* PROBLEM
Go through the entries below and tally each line holding the string "click". Return the number only.

##### EXCERPTED RECORDS #####

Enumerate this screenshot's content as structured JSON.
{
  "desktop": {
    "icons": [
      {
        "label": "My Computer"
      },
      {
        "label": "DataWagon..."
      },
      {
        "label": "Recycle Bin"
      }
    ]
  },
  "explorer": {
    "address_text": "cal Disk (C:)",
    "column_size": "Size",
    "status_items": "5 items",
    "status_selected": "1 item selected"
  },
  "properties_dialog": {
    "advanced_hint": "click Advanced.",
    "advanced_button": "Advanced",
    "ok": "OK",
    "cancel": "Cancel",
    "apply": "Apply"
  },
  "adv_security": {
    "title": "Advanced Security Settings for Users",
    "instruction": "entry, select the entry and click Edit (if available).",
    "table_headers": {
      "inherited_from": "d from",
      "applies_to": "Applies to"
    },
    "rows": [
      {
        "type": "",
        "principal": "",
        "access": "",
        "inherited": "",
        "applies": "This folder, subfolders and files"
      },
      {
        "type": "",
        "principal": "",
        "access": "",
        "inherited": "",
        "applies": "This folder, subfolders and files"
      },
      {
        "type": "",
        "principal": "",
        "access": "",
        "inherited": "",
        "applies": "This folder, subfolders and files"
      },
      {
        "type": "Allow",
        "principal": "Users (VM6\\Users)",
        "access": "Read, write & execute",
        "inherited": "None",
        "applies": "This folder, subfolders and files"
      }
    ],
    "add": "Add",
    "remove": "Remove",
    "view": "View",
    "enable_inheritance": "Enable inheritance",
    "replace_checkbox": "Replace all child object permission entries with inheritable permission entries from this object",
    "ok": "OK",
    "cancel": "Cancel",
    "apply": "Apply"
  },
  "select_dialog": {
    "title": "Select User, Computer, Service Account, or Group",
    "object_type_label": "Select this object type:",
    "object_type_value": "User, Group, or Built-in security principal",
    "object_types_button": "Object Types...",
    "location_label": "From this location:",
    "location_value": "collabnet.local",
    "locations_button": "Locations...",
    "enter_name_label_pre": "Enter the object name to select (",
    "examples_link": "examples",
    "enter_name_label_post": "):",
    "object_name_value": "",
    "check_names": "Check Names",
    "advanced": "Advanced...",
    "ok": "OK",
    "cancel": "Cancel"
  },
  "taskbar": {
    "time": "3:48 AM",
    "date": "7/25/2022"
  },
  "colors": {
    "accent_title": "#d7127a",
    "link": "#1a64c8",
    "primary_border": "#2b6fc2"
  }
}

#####

* TASK RESPONSE
2